Figure 1: Schematic overview of Toll-like receptor (TLR)4 signaling pathway. LPS interacts with circulating LPS-binding protein (LBP) and binds to TLR4 on the cell membrane with two co-receptors (CD14 and myeloid differentiation protein (MD)2), activating myeloid differentiation factor (MyD)88-dependent and (MyD)88-independent TLR4 signaling via different adaptor proteins. The MyD88-dependent pathway signals through activation of iκB kinase (IKK) and mitogen activated protein kinase (MAPK) pathways, which in turn leads to activation of transcription factors nuclear factor (NF)-κB and activator protein (AP)-1, respectively, and controls the expression of pro-inflammatory cytokines and other immune related genes. In addition, phosphatidylinositol 3-kinase (PI3K) and AKT are also important factors downstream of MyD88 that mediate NF-κB activation. The MyD88-independent pathway is mediated by the TIR domain-containing adaptor inducing interferon-β (TRIF), which activates interferon regulatory (IRF)3 and induces the expression of interferon (IFN)-β and IFN-responsive genes
Mentions: TLRs mediate a tightly integrated signal transduction cascade linking a series of protein-protein interactions with their ligands, receptors, co-receptors and adaptor proteins to convey downstream signals that control transcription [4] (Figure 1). Genes regulated by TLRs include cytokines and proteins controlling innate and adaptive immunity, cell survival and apoptosis, and fibrogenesis.
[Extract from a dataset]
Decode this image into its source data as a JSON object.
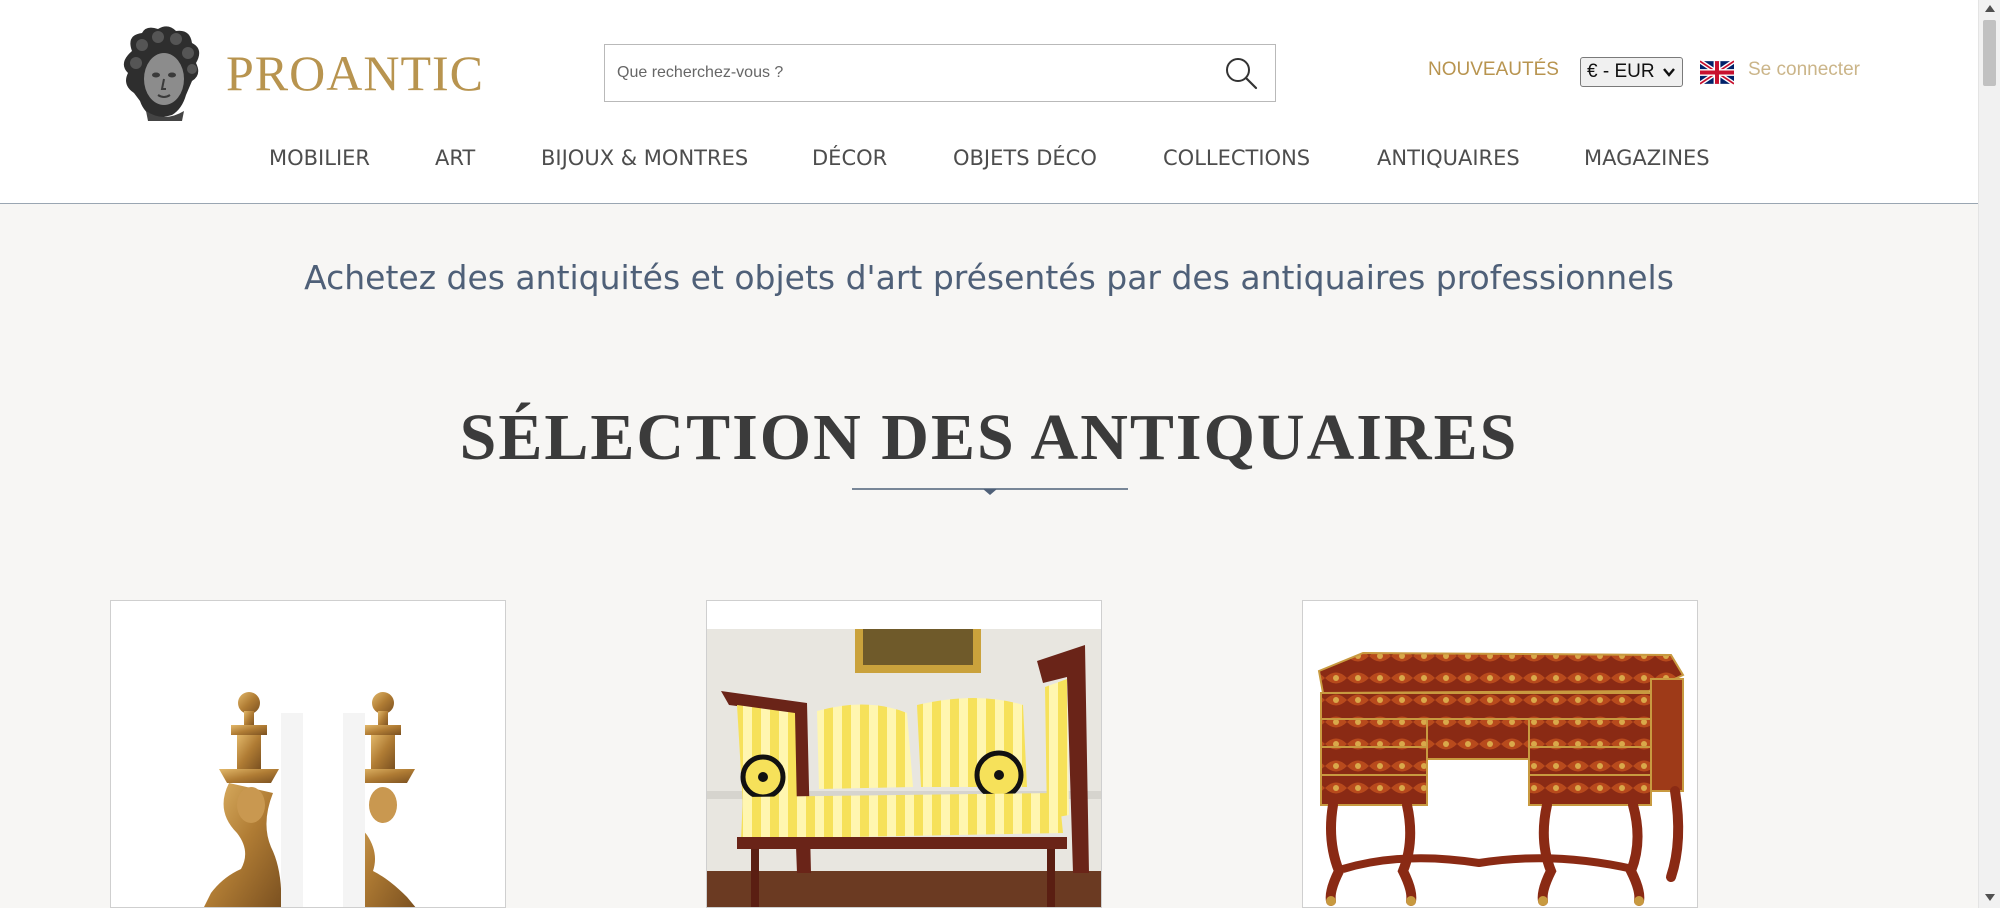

Bottom Line: In the absence of exogenous microbes, endogenous ligands including damage-associated molecular pattern molecules from damaged matrix and injured cells can also activate TLR4 signaling.In humans, single nucleotide polymorphisms of the TLR4 gene have an effect on its signal transduction and on associated risks of specific diseases, including cirrhosis.Further clarification of the function and endogenous ligands of TLR4 signaling in HSCs and other liver cells could uncover novel mechanisms of fibrogenesis and facilitate the development of therapeutic strategies.

View Article: PubMed Central - HTML - PubMed

Affiliation: Division of Liver Diseases, Mount Sinai Hospital, Mount Sinai School of Medicine, New York, NY, USA. scott.friedman@mssm.edu.

ABSTRACT
Toll-like receptors (TLRs) are a family of transmembrane pattern recognition receptors (PRR) that play a key role in innate and adaptive immunity by recognizing structural components unique to bacteria, fungi and viruses. TLR4 is the most studied of the TLRs, and its primary exogenous ligand is lipopolysaccharide, a component of Gram-negative bacterial walls. In the absence of exogenous microbes, endogenous ligands including damage-associated molecular pattern molecules from damaged matrix and injured cells can also activate TLR4 signaling. In humans, single nucleotide polymorphisms of the TLR4 gene have an effect on its signal transduction and on associated risks of specific diseases, including cirrhosis. In liver, TLR4 is expressed by all parenchymal and non-parenchymal cell types, and contributes to tissue damage caused by a variety of etiologies. Intact TLR4 signaling was identified in hepatic stellate cells (HSCs), the major fibrogenic cell type in injured liver, and mediates key responses including an inflammatory phenotype, fibrogenesis and anti-apoptotic properties. Further clarification of the function and endogenous ligands of TLR4 signaling in HSCs and other liver cells could uncover novel mechanisms of fibrogenesis and facilitate the development of therapeutic strategies.

No MeSH data available.


Related in: MedlinePlus